12.0%. Furthermore, the CBRT has implemented macro-prudential measures
to revive credit growth, especially from state-owned banks.
The recovery in real GDP growth is set to pick up in 2020 to 2.5% as the Turkish authorities continue to prioritize growth over correcting existing imbalances. This, however, leaves the economy vulnerable and puts the long-term sustainability of primarily credit-driven growth into question. While fiscal policy is likely to remain loose, deteriorating the budget balance further, the central bank is set to cut interest rates further. Elevated inflation that is firmly entrenched in double-digit territory will limit the scope for monetary easing. Hence, we expect a more cautious stance and see the key rate at 10.0% by the end of 2020, with a risk of a more aggressive monetary stimulus amid lingering political pressures.
Another downgrade for South Africa likely
South Africa’s economy continues to be plagued by major structural issues that drag on economic growth and heighten vulnerabilities. Issues include infrastructure bottlenecks, unreliable electricity supply, labor market rigidities and severe inequality. Furthermore, some state-owned enterprises, in particular electricity provider ESKOM, continue to face enormous financial and operational problems requiring state bailouts. As a result of the weaker growth and higher expenditures, South Africa’s fiscal accounts continue to deteriorate. South Africa is now likely to lose the investment grade status of its sovereign debt in 2020 when Moody’s is expected to downgrade its credit rating. For this reason, the treasury’s Medium Term Budget Policy Statement (MTBPS) to be released in February 2020 will be an important signal for both investors and the ratings agencies. Despite weak growth in 2019 (expected to reach only 0.3% in annual terms) and inflation below the target, the central bank (SARB) remained on hold throughout the year given financing risks. However, as we expected, the SARB finally eased the policy rate in January to 6.25%, on the back of inflation that is well below the target and still sluggish growth. We currently don’t have any more monetary policy easing forecasted for 2020, but given downside risks to growth, additional easing is not off the table. Only a slight rebound to 0.8% growth is expected in 2020.
Middle East & North Africa
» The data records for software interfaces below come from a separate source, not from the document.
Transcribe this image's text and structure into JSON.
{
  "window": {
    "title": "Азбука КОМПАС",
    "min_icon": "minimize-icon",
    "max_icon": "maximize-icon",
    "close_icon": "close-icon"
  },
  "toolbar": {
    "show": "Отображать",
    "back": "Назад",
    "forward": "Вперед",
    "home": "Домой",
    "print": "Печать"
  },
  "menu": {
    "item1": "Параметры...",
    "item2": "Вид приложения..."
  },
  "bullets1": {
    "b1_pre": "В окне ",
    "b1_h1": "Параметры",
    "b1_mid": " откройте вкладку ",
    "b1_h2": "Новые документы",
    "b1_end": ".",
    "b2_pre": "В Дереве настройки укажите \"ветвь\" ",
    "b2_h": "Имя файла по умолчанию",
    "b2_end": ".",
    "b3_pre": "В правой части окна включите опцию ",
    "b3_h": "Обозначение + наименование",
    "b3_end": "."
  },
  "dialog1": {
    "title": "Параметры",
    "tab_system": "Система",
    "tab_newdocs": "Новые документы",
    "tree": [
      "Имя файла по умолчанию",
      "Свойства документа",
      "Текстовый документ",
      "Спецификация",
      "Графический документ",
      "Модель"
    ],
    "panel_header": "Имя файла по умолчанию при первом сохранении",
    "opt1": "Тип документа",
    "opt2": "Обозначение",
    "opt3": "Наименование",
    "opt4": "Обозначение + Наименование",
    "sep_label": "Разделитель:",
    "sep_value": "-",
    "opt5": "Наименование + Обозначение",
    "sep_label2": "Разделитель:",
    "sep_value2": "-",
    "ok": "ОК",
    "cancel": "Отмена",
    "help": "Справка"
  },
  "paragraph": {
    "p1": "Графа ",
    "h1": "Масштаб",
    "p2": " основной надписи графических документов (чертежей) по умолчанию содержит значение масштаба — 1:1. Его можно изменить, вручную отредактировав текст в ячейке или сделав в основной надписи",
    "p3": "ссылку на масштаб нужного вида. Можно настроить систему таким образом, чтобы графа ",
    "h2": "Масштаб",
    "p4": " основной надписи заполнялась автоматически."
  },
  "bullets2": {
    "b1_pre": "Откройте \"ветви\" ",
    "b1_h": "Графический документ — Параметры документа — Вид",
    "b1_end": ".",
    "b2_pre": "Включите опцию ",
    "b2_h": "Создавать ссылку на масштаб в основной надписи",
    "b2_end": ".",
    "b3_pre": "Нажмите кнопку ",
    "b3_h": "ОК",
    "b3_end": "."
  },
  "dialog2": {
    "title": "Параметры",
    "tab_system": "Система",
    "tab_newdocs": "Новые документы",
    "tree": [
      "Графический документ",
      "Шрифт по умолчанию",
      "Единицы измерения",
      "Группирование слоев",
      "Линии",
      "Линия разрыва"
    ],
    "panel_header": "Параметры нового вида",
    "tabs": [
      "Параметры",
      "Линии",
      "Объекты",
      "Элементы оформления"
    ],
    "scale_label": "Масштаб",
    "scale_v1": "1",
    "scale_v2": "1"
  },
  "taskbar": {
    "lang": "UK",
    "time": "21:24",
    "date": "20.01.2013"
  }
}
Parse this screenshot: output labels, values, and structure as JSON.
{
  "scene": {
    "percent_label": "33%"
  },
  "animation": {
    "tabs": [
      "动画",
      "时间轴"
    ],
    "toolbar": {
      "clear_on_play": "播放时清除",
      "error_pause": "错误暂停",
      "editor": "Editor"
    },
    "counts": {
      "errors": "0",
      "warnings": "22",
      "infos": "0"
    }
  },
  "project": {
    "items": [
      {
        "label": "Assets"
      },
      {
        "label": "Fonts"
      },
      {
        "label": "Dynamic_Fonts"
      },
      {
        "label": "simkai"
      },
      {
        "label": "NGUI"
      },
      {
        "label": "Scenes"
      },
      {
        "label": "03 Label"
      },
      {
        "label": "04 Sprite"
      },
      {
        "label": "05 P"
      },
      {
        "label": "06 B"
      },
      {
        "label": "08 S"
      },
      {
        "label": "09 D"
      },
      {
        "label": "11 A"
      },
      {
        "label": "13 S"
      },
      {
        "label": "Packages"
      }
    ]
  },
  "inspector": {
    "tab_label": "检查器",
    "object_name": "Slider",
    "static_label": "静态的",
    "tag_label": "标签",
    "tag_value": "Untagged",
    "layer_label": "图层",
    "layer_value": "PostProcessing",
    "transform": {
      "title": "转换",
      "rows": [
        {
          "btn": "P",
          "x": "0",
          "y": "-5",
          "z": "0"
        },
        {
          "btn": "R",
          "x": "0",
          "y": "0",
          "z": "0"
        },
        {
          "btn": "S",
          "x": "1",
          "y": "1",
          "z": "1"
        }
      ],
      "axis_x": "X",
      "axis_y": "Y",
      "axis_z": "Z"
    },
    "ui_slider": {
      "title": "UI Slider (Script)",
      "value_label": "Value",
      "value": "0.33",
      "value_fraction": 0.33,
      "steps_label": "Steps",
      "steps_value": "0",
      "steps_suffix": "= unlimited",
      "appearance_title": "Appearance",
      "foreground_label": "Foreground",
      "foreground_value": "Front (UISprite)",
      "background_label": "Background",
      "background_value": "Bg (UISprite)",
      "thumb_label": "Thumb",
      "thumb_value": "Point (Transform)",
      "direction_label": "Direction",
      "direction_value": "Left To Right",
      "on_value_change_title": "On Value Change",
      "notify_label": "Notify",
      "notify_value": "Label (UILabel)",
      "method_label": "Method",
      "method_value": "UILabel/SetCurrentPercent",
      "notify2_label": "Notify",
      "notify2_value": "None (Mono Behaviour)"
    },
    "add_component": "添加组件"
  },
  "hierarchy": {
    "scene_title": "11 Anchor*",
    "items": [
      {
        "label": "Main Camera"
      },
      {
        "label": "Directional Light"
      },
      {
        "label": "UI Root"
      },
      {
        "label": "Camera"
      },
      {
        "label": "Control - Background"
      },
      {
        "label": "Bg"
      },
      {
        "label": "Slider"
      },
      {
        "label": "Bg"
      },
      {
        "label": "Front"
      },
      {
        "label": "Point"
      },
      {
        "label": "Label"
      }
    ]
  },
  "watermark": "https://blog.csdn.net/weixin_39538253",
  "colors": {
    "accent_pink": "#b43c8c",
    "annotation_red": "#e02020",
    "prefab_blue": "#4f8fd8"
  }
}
The short-term economic outlook for countries in the Middle East and North Africa remains generally subdued given vulnerabilities to slowing global growth, particularly in Europe and China, and still-unresolved uncertainties surrounding global trade and Brexit. Furthermore, geopolitical tensions and domestic political unrest will likely weigh on the region going forward. In particular, the recent escalation of the conflict between the US and Iran raises uncertainty for the region, although we do not expect an escalation to a full-blown military conflict. If the conflict between the US and Iran does escalate further, however, there could be additional economic impacts beyond just Iran. Investment and tourism in neighboring countries like the UAE, for example, could also suffer. There could also be a more sustained impact on the price of oil. Notably, however, oil prices have become much less sensitive to geopolitical developments in the Middle East. This mainly reflects a structural shift in the market as shale oil from the US now represents a significant portion of global oil supply. At the same time, subdued global demand and heightened uncertainties are keeping downward pressure on prices.
Tables & Figures
Outlook emerging market economies